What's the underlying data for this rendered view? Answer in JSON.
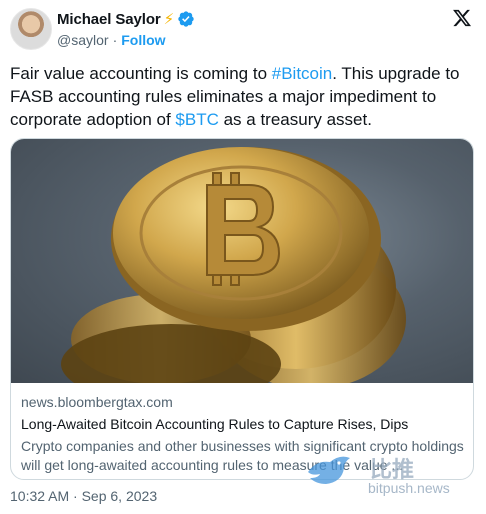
{
  "author": {
    "name": "Michael Saylor",
    "emoji": "⚡",
    "handle": "@saylor",
    "separator": "·",
    "follow_label": "Follow"
  },
  "tweet": {
    "text_1": "Fair value accounting is coming to ",
    "hashtag": "#Bitcoin",
    "text_2": ". This upgrade to FASB accounting rules eliminates a major impediment to corporate adoption of ",
    "cashtag": "$BTC",
    "text_3": " as a treasury asset."
  },
  "card": {
    "domain": "news.bloombergtax.com",
    "headline": "Long-Awaited Bitcoin Accounting Rules to Capture Rises, Dips",
    "description": "Crypto companies and other businesses with significant crypto holdings will get long-awaited accounting rules to measure the value ..."
  },
  "timestamp": "10:32 AM · Sep 6, 2023",
  "watermark": {
    "chinese": "比推",
    "site": "bitpush.news"
  },
  "colors": {
    "link": "#1d9bf0",
    "secondary_text": "#536471",
    "primary_text": "#0f1419",
    "verified": "#1d9bf0",
    "gold": "#c9a24a"
  },
  "icons": {
    "verified": "verified-badge-icon",
    "platform": "x-logo-icon"
  }
}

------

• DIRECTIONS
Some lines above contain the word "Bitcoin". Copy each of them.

• EXERCISE SOLUTION
    "hashtag": "#Bitcoin",
    "headline": "Long-Awaited Bitcoin Accounting Rules to Capture Rises, Dips",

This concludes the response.